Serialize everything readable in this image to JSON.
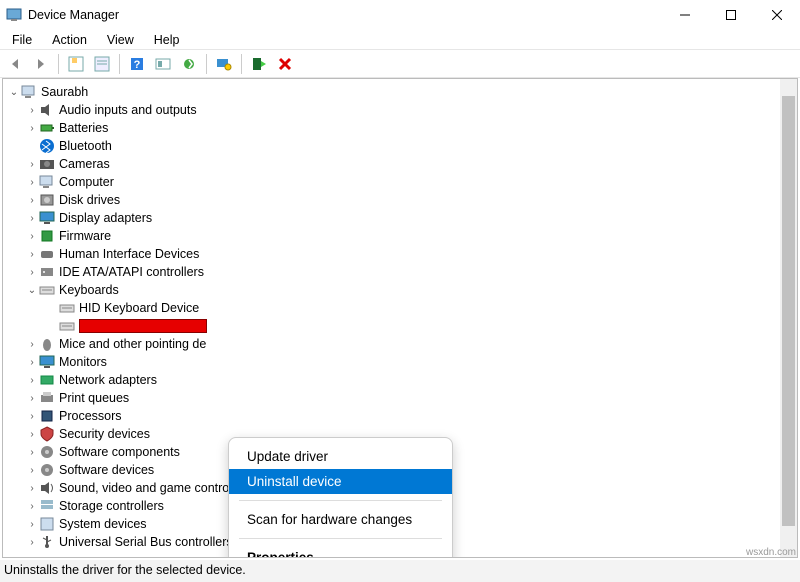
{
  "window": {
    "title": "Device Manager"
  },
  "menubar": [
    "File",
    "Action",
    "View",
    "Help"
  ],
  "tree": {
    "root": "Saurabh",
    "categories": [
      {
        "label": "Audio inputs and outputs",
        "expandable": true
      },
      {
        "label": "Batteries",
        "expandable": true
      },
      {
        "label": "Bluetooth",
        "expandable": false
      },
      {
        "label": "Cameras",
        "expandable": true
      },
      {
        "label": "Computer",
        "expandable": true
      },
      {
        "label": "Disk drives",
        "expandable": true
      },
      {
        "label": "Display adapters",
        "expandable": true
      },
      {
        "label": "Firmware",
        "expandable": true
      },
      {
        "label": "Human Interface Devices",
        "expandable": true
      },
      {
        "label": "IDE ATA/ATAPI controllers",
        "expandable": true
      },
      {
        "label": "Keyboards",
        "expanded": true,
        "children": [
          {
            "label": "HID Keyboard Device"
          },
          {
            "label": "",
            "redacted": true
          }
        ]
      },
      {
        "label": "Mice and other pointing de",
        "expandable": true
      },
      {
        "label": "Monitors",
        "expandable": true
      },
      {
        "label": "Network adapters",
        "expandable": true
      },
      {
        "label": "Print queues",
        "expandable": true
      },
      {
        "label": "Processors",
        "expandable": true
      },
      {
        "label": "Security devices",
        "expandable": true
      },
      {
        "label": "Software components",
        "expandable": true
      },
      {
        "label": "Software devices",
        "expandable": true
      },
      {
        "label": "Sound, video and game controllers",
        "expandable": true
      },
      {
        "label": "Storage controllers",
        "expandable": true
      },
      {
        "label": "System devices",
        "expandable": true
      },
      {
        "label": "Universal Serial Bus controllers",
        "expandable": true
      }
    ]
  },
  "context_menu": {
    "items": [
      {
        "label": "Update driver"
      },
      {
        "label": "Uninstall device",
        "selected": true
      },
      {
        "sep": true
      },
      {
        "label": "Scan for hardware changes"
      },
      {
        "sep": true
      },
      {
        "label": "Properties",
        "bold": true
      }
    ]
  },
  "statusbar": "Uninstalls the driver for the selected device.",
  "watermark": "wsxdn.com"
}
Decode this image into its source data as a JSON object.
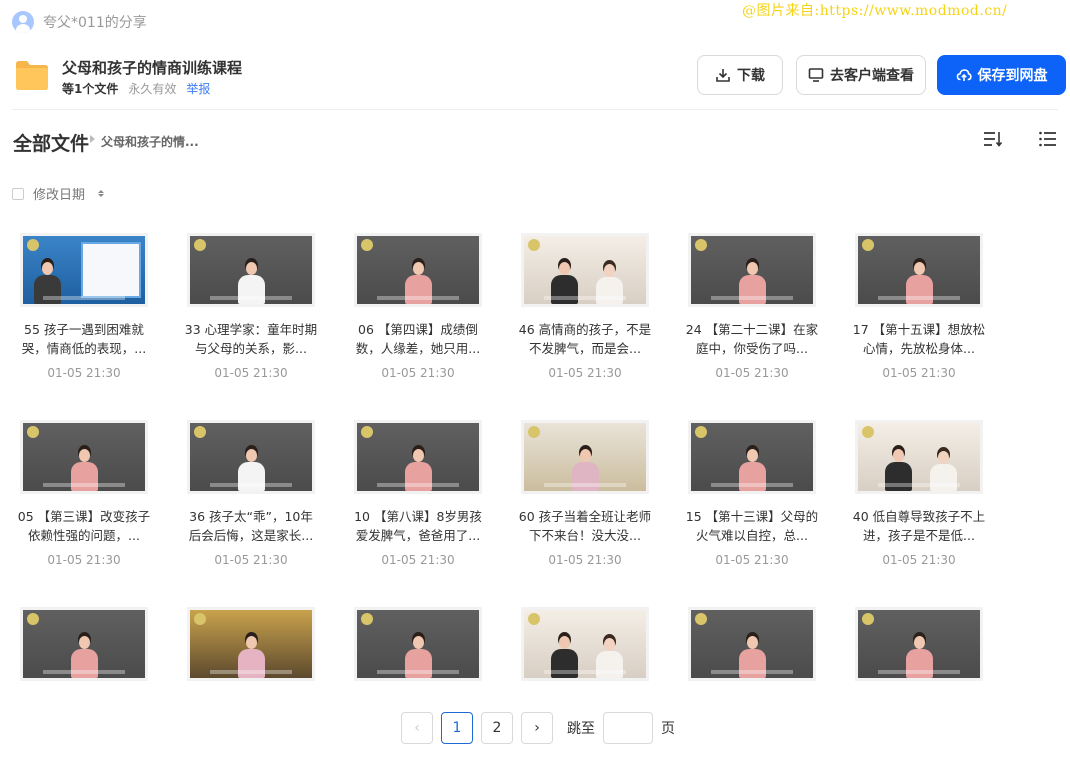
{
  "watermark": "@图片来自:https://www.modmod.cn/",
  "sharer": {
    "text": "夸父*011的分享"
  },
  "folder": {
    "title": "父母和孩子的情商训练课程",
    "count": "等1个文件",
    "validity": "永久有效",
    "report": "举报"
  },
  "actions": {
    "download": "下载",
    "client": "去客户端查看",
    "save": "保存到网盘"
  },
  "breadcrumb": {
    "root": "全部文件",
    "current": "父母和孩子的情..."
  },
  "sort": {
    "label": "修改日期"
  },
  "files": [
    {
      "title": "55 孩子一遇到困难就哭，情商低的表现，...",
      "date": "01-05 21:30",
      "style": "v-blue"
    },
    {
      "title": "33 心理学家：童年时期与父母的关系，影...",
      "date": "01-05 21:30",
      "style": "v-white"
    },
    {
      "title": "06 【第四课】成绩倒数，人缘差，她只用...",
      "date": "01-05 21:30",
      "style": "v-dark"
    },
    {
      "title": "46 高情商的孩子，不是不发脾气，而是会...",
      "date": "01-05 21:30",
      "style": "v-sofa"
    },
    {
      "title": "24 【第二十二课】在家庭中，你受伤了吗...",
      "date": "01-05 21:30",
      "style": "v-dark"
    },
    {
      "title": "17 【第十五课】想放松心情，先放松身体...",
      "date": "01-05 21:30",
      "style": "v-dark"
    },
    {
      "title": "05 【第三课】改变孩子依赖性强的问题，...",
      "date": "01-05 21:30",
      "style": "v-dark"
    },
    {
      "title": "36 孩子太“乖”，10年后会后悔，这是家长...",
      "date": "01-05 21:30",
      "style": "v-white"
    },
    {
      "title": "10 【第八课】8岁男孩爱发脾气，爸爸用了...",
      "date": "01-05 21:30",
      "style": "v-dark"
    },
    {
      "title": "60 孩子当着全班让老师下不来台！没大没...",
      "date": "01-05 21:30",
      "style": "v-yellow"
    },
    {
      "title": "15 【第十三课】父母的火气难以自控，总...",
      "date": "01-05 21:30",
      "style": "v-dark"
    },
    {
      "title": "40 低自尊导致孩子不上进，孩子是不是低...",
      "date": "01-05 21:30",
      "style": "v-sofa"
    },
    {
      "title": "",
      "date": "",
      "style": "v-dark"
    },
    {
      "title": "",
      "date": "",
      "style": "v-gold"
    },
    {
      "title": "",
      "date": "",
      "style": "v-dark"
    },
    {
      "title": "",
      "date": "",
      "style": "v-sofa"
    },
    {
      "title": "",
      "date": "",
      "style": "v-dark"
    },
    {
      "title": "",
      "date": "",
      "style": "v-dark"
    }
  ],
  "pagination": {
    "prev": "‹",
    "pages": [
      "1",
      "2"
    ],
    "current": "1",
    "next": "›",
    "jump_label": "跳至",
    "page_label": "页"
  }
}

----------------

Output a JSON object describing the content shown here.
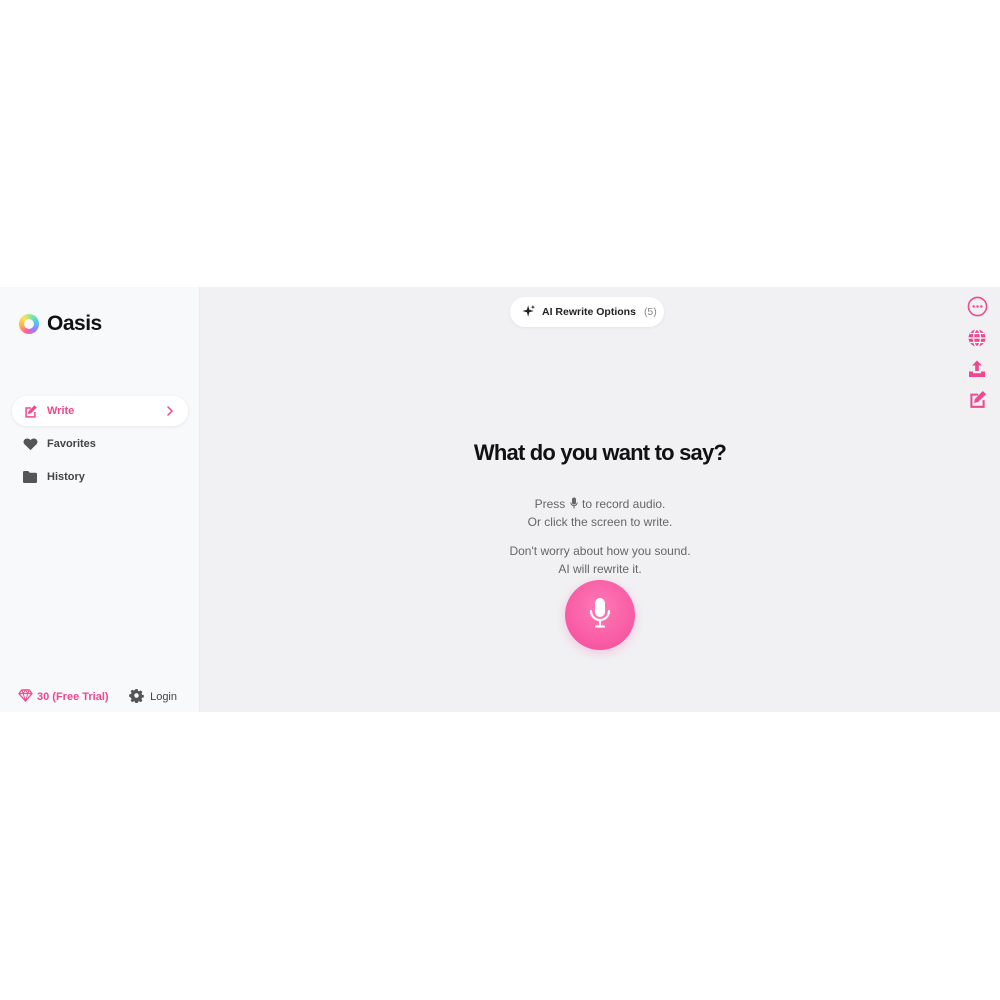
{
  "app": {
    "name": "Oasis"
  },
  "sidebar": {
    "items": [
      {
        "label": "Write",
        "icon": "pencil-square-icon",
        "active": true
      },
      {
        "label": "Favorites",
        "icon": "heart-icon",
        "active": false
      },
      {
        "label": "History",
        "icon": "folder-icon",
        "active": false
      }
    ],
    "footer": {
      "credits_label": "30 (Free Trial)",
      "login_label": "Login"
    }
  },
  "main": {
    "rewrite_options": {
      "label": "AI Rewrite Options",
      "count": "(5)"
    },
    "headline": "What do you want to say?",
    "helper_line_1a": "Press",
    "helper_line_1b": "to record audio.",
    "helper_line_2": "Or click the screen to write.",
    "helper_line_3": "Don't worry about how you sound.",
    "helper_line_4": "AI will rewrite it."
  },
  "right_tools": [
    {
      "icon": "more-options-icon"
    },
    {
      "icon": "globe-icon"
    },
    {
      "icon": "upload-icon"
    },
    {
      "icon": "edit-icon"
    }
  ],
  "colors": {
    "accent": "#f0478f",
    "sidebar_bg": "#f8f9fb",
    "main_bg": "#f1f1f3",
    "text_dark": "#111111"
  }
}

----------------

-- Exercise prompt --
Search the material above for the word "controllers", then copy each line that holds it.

-- Task output --
        "label": "IDE ATA/ATAPI controllers",
        "label": "Sound, video and game controllers",
        "label": "Storage controllers",
        "label": "Universal Serial Bus controllers",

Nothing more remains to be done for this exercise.